Exercise prompt: Return, from the material below, each line in which the word "right" is present.

Listed entries:
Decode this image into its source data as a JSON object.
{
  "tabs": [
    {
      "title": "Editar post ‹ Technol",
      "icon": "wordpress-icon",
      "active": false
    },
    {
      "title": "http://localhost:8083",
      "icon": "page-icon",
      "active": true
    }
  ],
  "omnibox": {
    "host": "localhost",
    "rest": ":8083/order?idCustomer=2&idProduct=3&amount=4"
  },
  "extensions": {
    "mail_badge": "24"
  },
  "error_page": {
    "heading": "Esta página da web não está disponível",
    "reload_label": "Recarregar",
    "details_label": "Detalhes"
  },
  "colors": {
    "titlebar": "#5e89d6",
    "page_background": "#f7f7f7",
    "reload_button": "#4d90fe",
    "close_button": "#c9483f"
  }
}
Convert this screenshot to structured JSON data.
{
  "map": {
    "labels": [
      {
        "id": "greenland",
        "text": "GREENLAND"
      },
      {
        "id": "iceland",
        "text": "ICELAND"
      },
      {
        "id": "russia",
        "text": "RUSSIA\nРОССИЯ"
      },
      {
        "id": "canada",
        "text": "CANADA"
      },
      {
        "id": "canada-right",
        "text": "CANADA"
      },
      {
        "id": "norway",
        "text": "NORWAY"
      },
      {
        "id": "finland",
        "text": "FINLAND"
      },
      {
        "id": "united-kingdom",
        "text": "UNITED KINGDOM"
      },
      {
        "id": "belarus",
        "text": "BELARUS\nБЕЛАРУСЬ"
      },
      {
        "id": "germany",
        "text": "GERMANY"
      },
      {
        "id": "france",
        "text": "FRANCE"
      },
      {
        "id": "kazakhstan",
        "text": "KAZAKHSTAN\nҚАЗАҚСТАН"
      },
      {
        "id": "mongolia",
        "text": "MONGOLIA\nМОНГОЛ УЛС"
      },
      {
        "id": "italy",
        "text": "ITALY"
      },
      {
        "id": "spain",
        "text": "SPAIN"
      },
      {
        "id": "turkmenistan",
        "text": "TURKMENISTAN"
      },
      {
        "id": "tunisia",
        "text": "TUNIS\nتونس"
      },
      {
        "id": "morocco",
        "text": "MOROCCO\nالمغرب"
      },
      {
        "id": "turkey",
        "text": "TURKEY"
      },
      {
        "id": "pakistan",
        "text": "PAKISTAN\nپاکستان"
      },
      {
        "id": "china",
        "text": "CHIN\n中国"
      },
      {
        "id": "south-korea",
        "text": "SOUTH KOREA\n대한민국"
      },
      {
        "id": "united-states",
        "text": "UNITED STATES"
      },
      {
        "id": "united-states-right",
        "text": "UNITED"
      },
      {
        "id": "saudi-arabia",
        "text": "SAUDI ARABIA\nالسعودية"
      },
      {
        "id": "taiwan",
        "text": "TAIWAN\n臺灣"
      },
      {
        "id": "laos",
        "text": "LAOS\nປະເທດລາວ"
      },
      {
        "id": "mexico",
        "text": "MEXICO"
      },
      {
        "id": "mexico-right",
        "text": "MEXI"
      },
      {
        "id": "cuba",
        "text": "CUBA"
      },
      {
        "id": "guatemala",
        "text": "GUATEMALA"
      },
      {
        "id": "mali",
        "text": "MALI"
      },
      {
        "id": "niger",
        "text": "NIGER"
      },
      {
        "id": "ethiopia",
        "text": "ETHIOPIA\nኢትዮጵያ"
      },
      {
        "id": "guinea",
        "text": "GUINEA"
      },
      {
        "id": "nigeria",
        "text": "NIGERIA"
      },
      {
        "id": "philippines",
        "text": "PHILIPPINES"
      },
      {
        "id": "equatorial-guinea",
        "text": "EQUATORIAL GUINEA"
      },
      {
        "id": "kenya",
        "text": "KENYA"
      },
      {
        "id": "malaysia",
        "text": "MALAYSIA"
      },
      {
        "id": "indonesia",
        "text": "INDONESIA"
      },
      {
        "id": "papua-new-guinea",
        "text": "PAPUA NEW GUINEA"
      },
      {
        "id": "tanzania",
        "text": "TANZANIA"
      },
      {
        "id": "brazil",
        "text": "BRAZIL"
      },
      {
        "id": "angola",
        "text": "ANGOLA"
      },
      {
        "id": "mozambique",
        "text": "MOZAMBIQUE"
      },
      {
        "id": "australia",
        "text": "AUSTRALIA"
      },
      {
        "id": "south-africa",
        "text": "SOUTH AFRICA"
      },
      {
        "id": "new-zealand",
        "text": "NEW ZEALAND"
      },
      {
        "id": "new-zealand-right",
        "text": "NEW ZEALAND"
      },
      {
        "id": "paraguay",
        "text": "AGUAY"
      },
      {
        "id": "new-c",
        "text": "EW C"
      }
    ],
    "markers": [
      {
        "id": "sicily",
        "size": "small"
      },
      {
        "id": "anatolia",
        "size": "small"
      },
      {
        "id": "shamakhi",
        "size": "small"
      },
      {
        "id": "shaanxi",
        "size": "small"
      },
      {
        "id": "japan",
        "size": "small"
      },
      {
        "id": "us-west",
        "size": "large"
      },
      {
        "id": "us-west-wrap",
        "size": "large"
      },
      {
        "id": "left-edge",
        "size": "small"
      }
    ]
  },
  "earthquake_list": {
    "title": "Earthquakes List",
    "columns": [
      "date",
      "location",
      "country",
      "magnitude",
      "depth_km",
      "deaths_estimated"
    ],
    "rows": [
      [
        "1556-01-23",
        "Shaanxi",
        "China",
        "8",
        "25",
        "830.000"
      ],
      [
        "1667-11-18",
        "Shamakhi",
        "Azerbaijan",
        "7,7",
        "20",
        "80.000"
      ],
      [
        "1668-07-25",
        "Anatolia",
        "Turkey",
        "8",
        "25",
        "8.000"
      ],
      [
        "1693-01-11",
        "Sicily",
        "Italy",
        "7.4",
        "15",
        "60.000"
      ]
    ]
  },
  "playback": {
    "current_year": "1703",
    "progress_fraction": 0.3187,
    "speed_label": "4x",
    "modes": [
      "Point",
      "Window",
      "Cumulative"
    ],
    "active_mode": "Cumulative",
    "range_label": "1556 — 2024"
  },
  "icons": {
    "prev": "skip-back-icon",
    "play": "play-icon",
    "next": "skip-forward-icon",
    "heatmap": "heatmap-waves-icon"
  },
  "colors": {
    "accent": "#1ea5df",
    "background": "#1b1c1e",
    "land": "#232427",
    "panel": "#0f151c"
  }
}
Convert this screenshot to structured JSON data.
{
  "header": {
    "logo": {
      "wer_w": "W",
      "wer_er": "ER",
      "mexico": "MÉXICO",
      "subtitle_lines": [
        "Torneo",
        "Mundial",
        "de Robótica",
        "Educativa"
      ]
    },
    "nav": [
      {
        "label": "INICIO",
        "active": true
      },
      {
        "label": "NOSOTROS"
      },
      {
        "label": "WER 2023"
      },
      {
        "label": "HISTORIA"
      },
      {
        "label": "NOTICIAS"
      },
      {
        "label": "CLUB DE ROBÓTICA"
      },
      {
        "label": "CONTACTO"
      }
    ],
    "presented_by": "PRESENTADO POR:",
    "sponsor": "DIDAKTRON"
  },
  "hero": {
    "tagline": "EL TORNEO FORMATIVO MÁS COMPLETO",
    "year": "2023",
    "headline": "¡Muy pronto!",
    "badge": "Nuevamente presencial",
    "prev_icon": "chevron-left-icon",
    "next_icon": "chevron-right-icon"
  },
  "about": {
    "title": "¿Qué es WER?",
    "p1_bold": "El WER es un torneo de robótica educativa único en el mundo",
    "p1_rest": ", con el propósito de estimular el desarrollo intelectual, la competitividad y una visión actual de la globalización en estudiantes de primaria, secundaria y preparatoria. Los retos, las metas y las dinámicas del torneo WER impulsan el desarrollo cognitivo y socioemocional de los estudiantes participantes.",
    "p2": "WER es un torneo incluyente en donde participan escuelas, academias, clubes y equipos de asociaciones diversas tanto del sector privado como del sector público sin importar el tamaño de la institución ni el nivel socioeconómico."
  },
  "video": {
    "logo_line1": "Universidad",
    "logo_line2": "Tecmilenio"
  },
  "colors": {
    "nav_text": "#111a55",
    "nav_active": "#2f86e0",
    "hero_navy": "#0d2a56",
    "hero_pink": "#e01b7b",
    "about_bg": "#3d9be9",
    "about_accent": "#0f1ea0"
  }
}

Completed task:
        "id": "canada-right",
        "id": "united-states-right",
        "id": "mexico-right",
        "id": "new-zealand-right",
    "next_icon": "chevron-right-icon"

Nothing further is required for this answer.